Work task:
Look for the string "chat" in the listing below and copy every line in which it appears.

Supplied data:
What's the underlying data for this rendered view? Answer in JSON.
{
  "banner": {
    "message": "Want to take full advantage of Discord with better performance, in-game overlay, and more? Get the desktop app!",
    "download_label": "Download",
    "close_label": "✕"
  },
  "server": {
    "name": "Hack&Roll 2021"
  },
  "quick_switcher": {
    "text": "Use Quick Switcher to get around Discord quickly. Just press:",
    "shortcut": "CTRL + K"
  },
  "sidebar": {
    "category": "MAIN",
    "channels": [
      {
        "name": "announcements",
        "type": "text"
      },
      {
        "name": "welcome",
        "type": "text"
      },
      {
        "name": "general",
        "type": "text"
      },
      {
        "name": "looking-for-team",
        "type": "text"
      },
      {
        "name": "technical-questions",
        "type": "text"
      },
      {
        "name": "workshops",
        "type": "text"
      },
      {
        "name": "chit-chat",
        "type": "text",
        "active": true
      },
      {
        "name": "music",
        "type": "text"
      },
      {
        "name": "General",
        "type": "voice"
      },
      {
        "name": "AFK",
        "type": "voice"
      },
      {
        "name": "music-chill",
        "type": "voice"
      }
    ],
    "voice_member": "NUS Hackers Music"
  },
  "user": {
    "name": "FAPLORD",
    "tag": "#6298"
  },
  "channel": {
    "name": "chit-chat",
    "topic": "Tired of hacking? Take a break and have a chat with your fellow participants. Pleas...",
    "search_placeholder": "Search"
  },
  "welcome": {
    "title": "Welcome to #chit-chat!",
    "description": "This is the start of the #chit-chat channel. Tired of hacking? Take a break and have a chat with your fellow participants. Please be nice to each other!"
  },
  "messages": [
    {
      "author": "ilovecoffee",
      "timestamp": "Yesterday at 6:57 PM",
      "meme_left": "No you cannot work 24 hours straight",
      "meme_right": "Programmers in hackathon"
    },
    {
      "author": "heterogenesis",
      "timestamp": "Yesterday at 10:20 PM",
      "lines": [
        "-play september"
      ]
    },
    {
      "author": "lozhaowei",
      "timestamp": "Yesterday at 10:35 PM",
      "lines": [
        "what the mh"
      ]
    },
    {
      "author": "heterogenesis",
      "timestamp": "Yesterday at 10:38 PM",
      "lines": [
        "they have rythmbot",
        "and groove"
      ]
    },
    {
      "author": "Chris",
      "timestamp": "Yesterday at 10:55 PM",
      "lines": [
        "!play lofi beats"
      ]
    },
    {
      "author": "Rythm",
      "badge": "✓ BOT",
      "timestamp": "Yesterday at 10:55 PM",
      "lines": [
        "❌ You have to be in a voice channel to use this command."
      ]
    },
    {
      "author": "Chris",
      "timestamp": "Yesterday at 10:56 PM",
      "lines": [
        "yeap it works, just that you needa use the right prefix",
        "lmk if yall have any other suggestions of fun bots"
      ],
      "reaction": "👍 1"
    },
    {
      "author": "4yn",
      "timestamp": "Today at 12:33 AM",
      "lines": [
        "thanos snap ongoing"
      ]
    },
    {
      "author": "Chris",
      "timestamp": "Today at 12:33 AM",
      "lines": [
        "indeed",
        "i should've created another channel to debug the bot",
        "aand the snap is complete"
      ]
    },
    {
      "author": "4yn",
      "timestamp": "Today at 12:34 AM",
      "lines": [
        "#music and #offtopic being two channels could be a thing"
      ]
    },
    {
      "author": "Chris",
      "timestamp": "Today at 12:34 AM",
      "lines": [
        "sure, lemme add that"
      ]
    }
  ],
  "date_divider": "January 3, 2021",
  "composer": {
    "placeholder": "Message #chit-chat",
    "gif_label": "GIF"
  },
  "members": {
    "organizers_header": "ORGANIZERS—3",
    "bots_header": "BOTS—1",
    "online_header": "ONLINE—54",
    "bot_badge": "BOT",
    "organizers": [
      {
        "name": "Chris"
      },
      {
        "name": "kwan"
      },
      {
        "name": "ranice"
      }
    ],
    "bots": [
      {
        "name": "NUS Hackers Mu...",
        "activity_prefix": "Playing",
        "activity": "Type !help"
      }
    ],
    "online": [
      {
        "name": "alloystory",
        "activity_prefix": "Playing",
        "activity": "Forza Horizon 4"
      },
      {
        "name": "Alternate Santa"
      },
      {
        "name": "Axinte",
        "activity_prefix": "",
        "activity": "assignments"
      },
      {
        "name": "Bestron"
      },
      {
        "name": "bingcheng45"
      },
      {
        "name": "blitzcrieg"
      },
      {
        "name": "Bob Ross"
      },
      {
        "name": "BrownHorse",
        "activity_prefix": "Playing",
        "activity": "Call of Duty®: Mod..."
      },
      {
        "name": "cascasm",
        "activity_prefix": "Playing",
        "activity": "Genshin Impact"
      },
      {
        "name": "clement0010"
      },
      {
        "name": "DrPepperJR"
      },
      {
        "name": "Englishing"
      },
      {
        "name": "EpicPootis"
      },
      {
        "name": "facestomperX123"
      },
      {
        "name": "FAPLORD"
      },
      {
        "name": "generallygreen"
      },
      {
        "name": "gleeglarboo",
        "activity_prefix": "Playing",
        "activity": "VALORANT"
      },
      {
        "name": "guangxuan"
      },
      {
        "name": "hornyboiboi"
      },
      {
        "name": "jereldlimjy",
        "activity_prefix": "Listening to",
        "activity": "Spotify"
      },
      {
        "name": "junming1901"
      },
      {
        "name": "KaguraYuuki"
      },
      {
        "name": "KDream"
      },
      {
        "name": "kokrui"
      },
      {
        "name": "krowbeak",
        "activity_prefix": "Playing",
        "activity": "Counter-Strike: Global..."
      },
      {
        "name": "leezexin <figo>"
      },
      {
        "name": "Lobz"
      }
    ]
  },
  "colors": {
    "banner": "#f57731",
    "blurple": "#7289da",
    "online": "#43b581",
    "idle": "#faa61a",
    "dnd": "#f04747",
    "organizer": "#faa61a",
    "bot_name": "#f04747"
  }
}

Result of this exercise:
        "name": "chit-chat",
    "name": "chit-chat",
    "topic": "Tired of hacking? Take a break and have a chat with your fellow participants. Pleas...",
    "title": "Welcome to #chit-chat!",
    "description": "This is the start of the #chit-chat channel. Tired of hacking? Take a break and have a chat with your fellow participants. Please be nice to each other!"
    "placeholder": "Message #chit-chat",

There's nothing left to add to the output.